One initial issue with my user and vsftpd was this error:
500 OOPS: vsftpd: refusing to run with writable root inside chroot()
The problem was that ftpuser’s home directory didn’t have proper permissions for chroot to work correctly. Basically, the home directory of ftpuser cannot be writeable but sub-directories need to be writeable. So I did the following:
As ftpuser within ftpuser's home directory: ftpuser@myawesomedroplet:~$ chmod 755 ../ftpuser/ ftpuser@myawesomedroplet:~$ mkdir _test ftpuser@myawesomedroplet:~$ chmod 555 ../ftpuser/ ftpuser@myawesomedroplet:~$ touch test touch: cannot touch ‘test’: Permission denied ftpuser@myawesomedroplet:~$ exit As root: root@myawesomedroplet:/home/ftpuser# service vsftpd restart
The _test directory is where I would have my logged-in user put their photos (well something better than _test)
For more info on this see: http://askubuntu.com/questions/239239/500-oops-vsftpd-refusing-to-run-with-writable-root-inside-chroot-keep-user-j
Everything looks good but…
After the above configuration for both vsftpd.conf and my local user I was all set. I tested logging-in via an ftp client, changing to _test and uploading a file and it all worked swimmingly. Then the next day I tested the exact same thing and I couldn’t log into the ftpuser account. I changed the password back to *ftpuser* and in 24 hours the exact same thing happened.
Well maybe it’s a security patch thing
I thought that perhaps my system wasn’t sufficiently patched (the magical thinking trap kicking in). So I went ahead and patched it. I also used the script from https://www.digitalocean.com/community/questions/updating-new-ubuntu-droplet-security-updates to make it easier on myself.
Chris Fido in his Servers for Hackers has an even better approach to get automatic security patches using cron and the specific Ubuntu distribution.
Nope it’s not a patch thing
My ftpuser kept being inaccessible after a few hours passed since changing its password to my brilliant password of ftpuser. So I decided to ask my question on askubuntu.com:
Vincent Flesouras rocks!
I got a fantastic answered from a gentleman named Vincent Flesouras.
The short answer: security by obscurity doesn’t work.
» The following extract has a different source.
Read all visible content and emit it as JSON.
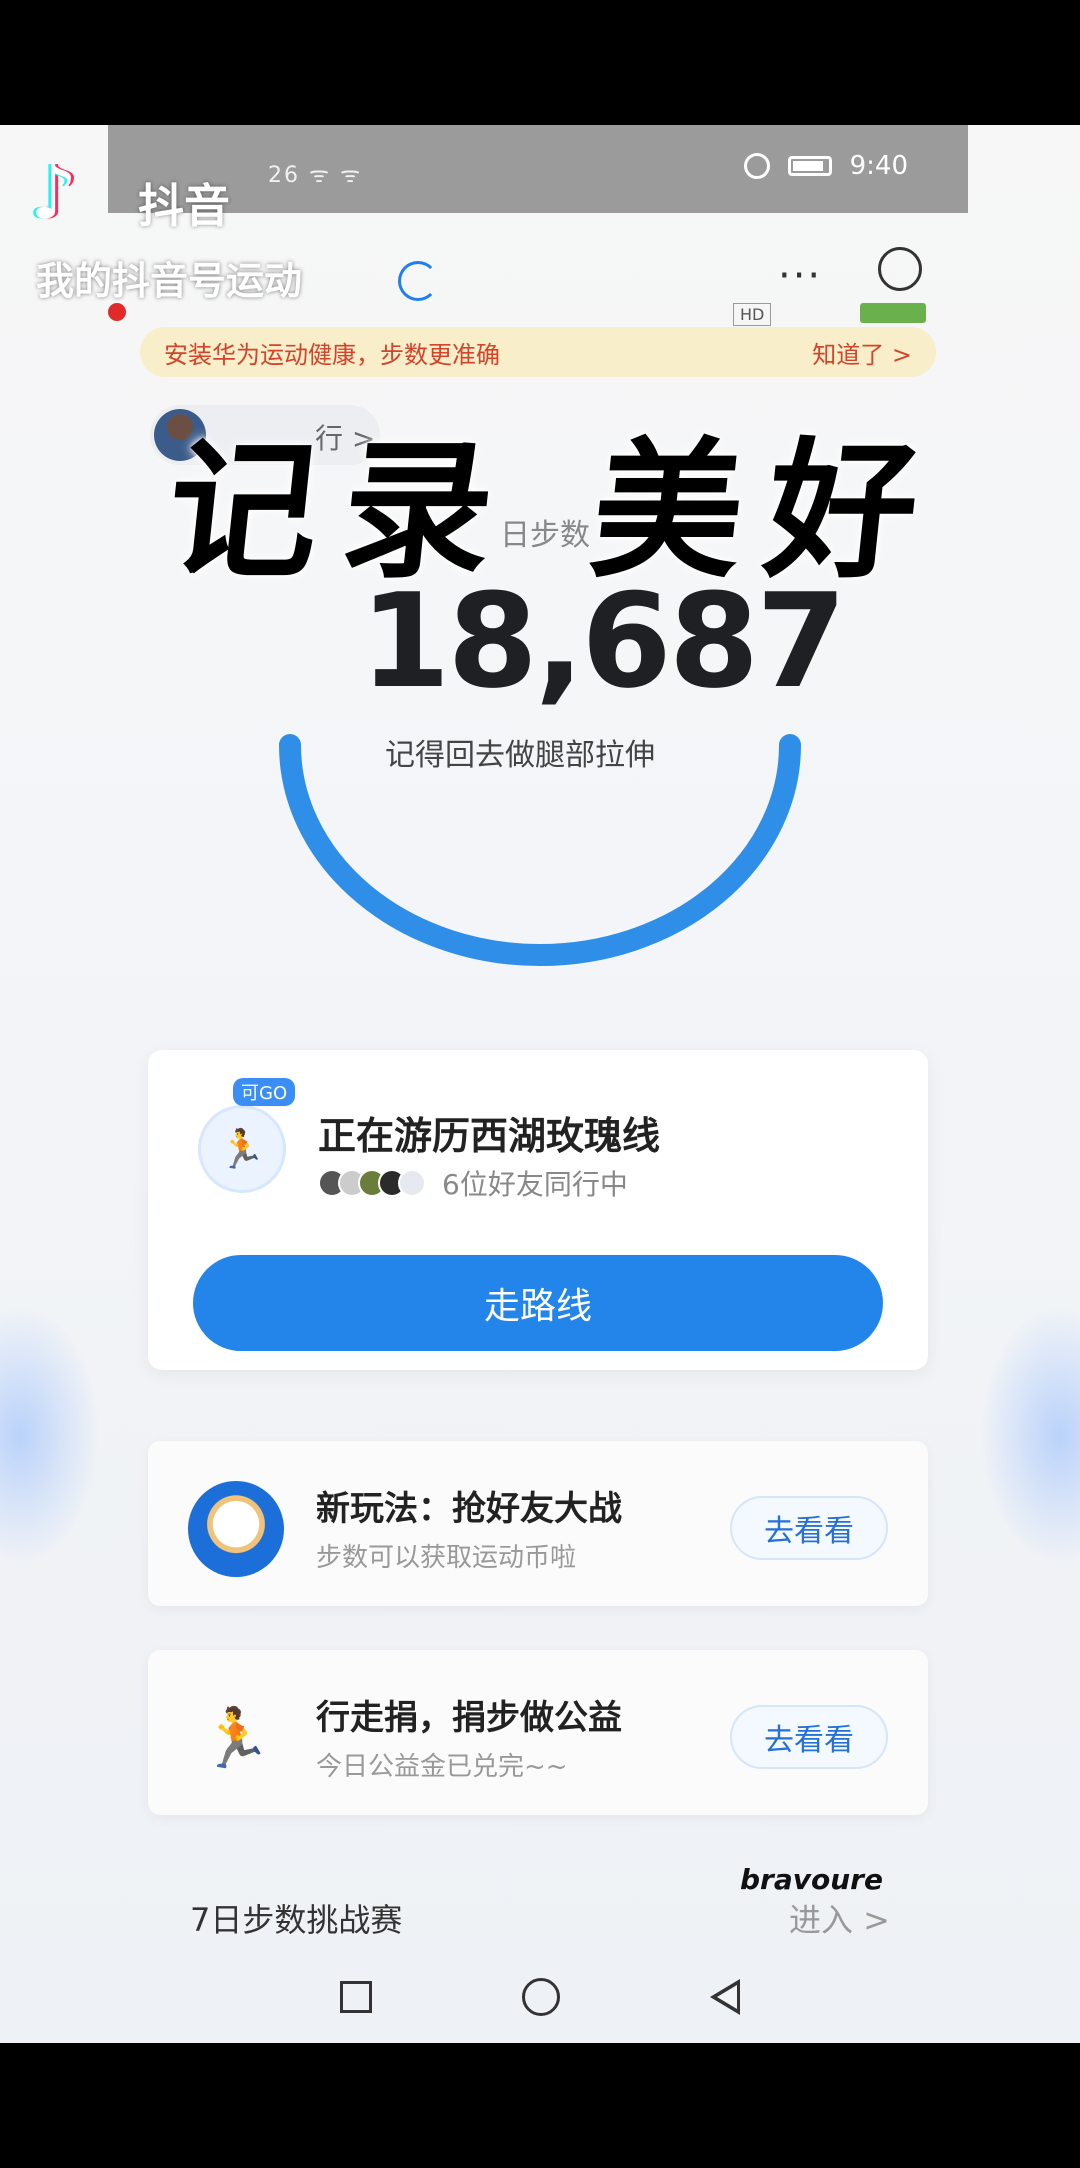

I feel like Bart Simpson at the black board repeating this sentence over and over again.
The next step would be to throw away my Digital Ocean droplet and re-create it with something like Ansible. Since Digital Ocean charges me based on an the existence of an instance (whether it’s online or shut off it still costs), this would also save my some money and create a repeatable virtual machine.
I stopped here because I realized that the FTP server approach was the wrong approach for my audience. I think a better solution would be a webserver approach for easy upload of files (perhaps Caddy with some Golang goodness) but this will have to wait for another time because I’m out of time.
I learned the following lessons:
- Before diving into something, make absolutely sure you know how your least technical user will use your product/creation/monstrocity. I had assumed the built-in pervasiveness of ftp clients within all web browsers. The problem is that this is true but in the wrong direction for my use case. Most web browsers can connect to an anonymous ftp server to download files not upload them. Of course there are plenty of web based ftp clients, but then I’m giving a third party access to this ftp server with personal items (i.e. photos) on there. So…an ftp server was the wrong solution for this problem to begin with.
- Never ever ever use a super simplistic password relying on the obscurity of your server (i.e. ‘just’ an IP without an associated domain). Rationally, I knew this to be the case but there’s nothing like your brand spanking new user account on a brand spanking new virtual machine changing passwords ‘by itself’ every day.
- I should have used Ansible or some such orchestration software for the creation of the server. It would have allowed me to quickly and cleanly destroy/create server instances. This would have helped with testing of my server’s configuration (security and otherwise).
This was definitely a learning experience both about vsftpd and security.